__WHAT THIS TASK INVOLVES__:
The entries underneath need to be duplicated exactly, with none omitted.

[Records from a data source]
---------------

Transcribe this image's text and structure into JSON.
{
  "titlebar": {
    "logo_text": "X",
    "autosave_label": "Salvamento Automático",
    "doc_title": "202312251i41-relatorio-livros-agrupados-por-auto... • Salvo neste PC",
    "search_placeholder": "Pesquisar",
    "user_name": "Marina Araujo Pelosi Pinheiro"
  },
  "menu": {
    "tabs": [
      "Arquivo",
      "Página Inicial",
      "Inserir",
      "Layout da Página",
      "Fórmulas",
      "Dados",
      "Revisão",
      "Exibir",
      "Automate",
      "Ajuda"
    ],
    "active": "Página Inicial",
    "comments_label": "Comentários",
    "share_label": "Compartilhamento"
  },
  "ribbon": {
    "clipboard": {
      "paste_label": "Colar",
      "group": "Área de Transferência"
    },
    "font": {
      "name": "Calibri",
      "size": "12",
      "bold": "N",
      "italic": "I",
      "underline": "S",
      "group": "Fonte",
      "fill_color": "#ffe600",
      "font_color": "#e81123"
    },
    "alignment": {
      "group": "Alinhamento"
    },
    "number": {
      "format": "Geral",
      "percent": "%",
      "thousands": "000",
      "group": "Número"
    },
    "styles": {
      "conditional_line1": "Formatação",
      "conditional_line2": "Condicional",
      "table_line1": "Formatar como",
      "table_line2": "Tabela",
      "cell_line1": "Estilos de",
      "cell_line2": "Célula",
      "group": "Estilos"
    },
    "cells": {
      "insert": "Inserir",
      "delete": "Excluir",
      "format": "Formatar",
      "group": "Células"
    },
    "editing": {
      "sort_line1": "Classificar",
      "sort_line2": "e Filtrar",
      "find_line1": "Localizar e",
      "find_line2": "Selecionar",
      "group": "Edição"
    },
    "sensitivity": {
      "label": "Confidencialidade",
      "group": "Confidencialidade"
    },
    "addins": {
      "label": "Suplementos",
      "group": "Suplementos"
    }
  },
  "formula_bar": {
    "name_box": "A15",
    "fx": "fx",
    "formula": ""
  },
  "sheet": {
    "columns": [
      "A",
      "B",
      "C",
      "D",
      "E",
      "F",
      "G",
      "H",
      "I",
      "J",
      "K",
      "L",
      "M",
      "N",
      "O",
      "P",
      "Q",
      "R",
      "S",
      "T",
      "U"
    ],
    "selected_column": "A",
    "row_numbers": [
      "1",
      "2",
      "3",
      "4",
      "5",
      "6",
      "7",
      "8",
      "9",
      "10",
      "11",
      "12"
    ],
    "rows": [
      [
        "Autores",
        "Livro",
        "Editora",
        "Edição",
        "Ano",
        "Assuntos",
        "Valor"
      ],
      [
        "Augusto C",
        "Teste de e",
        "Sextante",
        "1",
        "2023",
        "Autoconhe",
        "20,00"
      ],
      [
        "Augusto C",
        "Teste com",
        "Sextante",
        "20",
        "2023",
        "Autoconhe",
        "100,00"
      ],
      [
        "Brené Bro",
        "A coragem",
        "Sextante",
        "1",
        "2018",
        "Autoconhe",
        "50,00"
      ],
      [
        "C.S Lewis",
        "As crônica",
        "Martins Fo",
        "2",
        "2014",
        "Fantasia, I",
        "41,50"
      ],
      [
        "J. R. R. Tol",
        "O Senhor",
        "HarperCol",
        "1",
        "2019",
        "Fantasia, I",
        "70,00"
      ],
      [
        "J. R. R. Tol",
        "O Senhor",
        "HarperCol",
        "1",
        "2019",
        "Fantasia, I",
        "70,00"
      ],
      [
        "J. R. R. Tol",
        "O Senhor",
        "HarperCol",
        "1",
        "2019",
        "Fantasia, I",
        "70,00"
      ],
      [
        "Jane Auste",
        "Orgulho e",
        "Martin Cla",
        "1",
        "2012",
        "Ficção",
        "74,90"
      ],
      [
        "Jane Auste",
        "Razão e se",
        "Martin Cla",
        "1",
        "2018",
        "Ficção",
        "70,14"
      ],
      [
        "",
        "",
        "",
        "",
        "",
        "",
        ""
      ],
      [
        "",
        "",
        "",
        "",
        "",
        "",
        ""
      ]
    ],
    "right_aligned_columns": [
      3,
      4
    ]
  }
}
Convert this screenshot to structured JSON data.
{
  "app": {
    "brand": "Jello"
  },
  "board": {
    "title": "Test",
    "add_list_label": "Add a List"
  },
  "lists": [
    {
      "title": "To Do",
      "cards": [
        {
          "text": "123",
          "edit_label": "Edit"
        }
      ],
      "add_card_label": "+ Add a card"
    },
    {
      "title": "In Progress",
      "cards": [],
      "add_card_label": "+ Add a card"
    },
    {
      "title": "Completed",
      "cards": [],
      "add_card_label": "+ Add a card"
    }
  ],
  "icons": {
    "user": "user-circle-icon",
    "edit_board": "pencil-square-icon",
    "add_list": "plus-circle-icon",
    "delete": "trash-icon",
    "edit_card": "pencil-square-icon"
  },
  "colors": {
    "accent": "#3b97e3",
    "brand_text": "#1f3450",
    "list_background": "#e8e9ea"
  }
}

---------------

__OUTPUT__:
Transcribe this image's text and structure into JSON.
{
  "titlebar": {
    "logo_text": "X",
    "autosave_label": "Salvamento Automático",
    "doc_title": "202312251i41-relatorio-livros-agrupados-por-auto... • Salvo neste PC",
    "search_placeholder": "Pesquisar",
    "user_name": "Marina Araujo Pelosi Pinheiro"
  },
  "menu": {
    "tabs": [
      "Arquivo",
      "Página Inicial",
      "Inserir",
      "Layout da Página",
      "Fórmulas",
      "Dados",
      "Revisão",
      "Exibir",
      "Automate",
      "Ajuda"
    ],
    "active": "Página Inicial",
    "comments_label": "Comentários",
    "share_label": "Compartilhamento"
  },
  "ribbon": {
    "clipboard": {
      "paste_label": "Colar",
      "group": "Área de Transferência"
    },
    "font": {
      "name": "Calibri",
      "size": "12",
      "bold": "N",
      "italic": "I",
      "underline": "S",
      "group": "Fonte",
      "fill_color": "#ffe600",
      "font_color": "#e81123"
    },
    "alignment": {
      "group": "Alinhamento"
    },
    "number": {
      "format": "Geral",
      "percent": "%",
      "thousands": "000",
      "group": "Número"
    },
    "styles": {
      "conditional_line1": "Formatação",
      "conditional_line2": "Condicional",
      "table_line1": "Formatar como",
      "table_line2": "Tabela",
      "cell_line1": "Estilos de",
      "cell_line2": "Célula",
      "group": "Estilos"
    },
    "cells": {
      "insert": "Inserir",
      "delete": "Excluir",
      "format": "Formatar",
      "group": "Células"
    },
    "editing": {
      "sort_line1": "Classificar",
      "sort_line2": "e Filtrar",
      "find_line1": "Localizar e",
      "find_line2": "Selecionar",
      "group": "Edição"
    },
    "sensitivity": {
      "label": "Confidencialidade",
      "group": "Confidencialidade"
    },
    "addins": {
      "label": "Suplementos",
      "group": "Suplementos"
    }
  },
  "formula_bar": {
    "name_box": "A15",
    "fx": "fx",
    "formula": ""
  },
  "sheet": {
    "columns": [
      "A",
      "B",
      "C",
      "D",
      "E",
      "F",
      "G",
      "H",
      "I",
      "J",
      "K",
      "L",
      "M",
      "N",
      "O",
      "P",
      "Q",
      "R",
      "S",
      "T",
      "U"
    ],
    "selected_column": "A",
    "row_numbers": [
      "1",
      "2",
      "3",
      "4",
      "5",
      "6",
      "7",
      "8",
      "9",
      "10",
      "11",
      "12"
    ],
    "rows": [
      [
        "Autores",
        "Livro",
        "Editora",
        "Edição",
        "Ano",
        "Assuntos",
        "Valor"
      ],
      [
        "Augusto C",
        "Teste de e",
        "Sextante",
        "1",
        "2023",
        "Autoconhe",
        "20,00"
      ],
      [
        "Augusto C",
        "Teste com",
        "Sextante",
        "20",
        "2023",
        "Autoconhe",
        "100,00"
      ],
      [
        "Brené Bro",
        "A coragem",
        "Sextante",
        "1",
        "2018",
        "Autoconhe",
        "50,00"
      ],
      [
        "C.S Lewis",
        "As crônica",
        "Martins Fo",
        "2",
        "2014",
        "Fantasia, I",
        "41,50"
      ],
      [
        "J. R. R. Tol",
        "O Senhor",
        "HarperCol",
        "1",
        "2019",
        "Fantasia, I",
        "70,00"
      ],
      [
        "J. R. R. Tol",
        "O Senhor",
        "HarperCol",
        "1",
        "2019",
        "Fantasia, I",
        "70,00"
      ],
      [
        "J. R. R. Tol",
        "O Senhor",
        "HarperCol",
        "1",
        "2019",
        "Fantasia, I",
        "70,00"
      ],
      [
        "Jane Auste",
        "Orgulho e",
        "Martin Cla",
        "1",
        "2012",
        "Ficção",
        "74,90"
      ],
      [
        "Jane Auste",
        "Razão e se",
        "Martin Cla",
        "1",
        "2018",
        "Ficção",
        "70,14"
      ],
      [
        "",
        "",
        "",
        "",
        "",
        "",
        ""
      ],
      [
        "",
        "",
        "",
        "",
        "",
        "",
        ""
      ]
    ],
    "right_aligned_columns": [
      3,
      4
    ]
  }
}
Convert this screenshot to structured JSON data.
{
  "app": {
    "brand": "Jello"
  },
  "board": {
    "title": "Test",
    "add_list_label": "Add a List"
  },
  "lists": [
    {
      "title": "To Do",
      "cards": [
        {
          "text": "123",
          "edit_label": "Edit"
        }
      ],
      "add_card_label": "+ Add a card"
    },
    {
      "title": "In Progress",
      "cards": [],
      "add_card_label": "+ Add a card"
    },
    {
      "title": "Completed",
      "cards": [],
      "add_card_label": "+ Add a card"
    }
  ],
  "icons": {
    "user": "user-circle-icon",
    "edit_board": "pencil-square-icon",
    "add_list": "plus-circle-icon",
    "delete": "trash-icon",
    "edit_card": "pencil-square-icon"
  },
  "colors": {
    "accent": "#3b97e3",
    "brand_text": "#1f3450",
    "list_background": "#e8e9ea"
  }
}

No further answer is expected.